Amusing is the operative word, for the show benefits from a touch of comic flamboyance. Although, of course, there are some shadows; the Great Depression, to start with, which was in full swing in 1932, when the story begins. Hattie Caraway enters in widow's black and covers her face with her handbag to foil the paparazzi. She is one senator who doesn't relish a photo-op -- partly because she's getting an overdose of press attention due to her gender. Caraway was appointed to the seat upon the death of her husband, Thaddeus. The appointment made her the second woman ever to serve in that august body. The previous woman senator, Rebecca Felton, had served a "courtesy" appointment of one day! Caraway was given a year -- on the unstated understanding that she would then be replaced in an election by a man. After all, who had ever heard of a woman running for the U.S. Senate?
In blatant contrast to Caraway's reticent entrance, Huey Long charges into the senate, wearing a white suit, two-tone shoes and making as much noise as possible. "The Kingfish is here!" he bellows to all and sundry, but most especially to the gallery, which is full of his fans.
The script, written by Arkansans Nancy Hendricks and Grady Jim Robinson (with, I am assured, some telling improvements by our own Michael P. Cahill), traces the unlikely friendship between these two senators, who sit at adjoining desks in the back of the chamber.

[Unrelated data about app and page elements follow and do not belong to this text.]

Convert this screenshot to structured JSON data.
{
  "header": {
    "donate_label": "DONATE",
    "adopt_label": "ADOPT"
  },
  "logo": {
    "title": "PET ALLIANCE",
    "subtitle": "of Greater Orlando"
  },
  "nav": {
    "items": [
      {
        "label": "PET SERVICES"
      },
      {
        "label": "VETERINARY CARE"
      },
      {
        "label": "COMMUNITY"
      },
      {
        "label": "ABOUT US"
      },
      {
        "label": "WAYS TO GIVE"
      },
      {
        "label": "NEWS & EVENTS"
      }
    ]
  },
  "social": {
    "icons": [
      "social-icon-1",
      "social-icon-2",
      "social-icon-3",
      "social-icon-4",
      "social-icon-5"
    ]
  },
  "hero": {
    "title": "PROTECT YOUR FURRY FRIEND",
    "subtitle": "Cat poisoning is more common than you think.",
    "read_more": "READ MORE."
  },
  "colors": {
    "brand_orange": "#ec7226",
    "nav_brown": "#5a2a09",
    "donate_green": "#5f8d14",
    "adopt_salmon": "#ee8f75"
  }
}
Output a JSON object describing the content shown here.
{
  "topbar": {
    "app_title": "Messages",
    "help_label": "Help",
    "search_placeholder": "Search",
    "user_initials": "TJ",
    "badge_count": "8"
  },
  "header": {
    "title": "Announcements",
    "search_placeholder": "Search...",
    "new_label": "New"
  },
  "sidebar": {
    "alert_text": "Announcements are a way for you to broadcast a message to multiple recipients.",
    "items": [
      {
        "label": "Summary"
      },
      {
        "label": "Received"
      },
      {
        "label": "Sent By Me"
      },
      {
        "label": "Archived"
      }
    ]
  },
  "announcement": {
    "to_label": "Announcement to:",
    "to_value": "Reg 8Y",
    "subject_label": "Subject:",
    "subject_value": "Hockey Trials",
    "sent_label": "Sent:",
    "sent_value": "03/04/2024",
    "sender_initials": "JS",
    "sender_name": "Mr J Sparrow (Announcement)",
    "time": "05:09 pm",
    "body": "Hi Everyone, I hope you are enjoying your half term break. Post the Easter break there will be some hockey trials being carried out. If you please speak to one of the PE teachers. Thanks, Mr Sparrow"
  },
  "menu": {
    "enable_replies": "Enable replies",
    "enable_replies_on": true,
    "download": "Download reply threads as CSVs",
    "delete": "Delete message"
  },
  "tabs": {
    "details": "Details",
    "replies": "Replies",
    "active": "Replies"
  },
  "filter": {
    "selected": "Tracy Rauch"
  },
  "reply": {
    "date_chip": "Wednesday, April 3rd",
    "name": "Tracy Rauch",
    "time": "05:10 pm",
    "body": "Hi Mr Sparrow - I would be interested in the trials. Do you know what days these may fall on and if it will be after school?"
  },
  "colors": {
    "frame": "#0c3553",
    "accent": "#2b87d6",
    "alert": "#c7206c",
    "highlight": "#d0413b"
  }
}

There is no big drama going on, and it's hard to say why the interaction between these two characters holds one's interest. But it does. In fact, it's a great deal of fun. Certainly, the Kingfish is a colorful scalawag, and John McConnell has the heft and the elan to pull off this one-of-a-kind, slightly deranged fox of a populist. If his Kingfish is the irresistible force, Janet Shea's Caraway is the immovable object. It's quite a match.
In the second act, the Kingfish takes his show northward to help his neighbor. He arrives with sound trucks and "deducts" (the money extorted from state workers). In the course of Caraway's successful campaign, Long makes 39 speeches to more than 200,000 people. Ironically, Long's presidential ambitions are curtailed by an assassin's bullet, and his own widow fills out his senate term.
In brief: a fascinating history lesson presented in a delightful and whimsical form. Chances are this latest installment of the Long chronicles will be around for awhile.
Meanwhile, at Le Petit, Sean Patterson, who seems to be pro tem honcho of the children's theater, recently put together a lovely revival of Cinderella Batistella, that perennial favorite with book and lyrics by Bob Bruce and David Cuthbert and music by the late Fred Palmisano.
The show is a local-flavored retelling of the classic tale, complete with king cakes, Mardi Gras royalty and a "ferry" godmother from Algiers. Robin Baudier played the downtrodden, but ultimately triumphant, Cindy. Jennifer Richardson played the evil stepmother. Cammie West and Frannie Rosenberg were her even eviler daughters. Others in the lively cast were Dian Roudeze, Mark Burton, Danny Marin, Michael Sullivan and director Patterson. The staging cleverly mimicked a carnival parade, which led naturally to the second-act finale "There Can't Be Too Many Parades!" There was a lot of good singing and dancing and a healthy dollop of horse play. The kids seemed to love it almost as much as their parents did.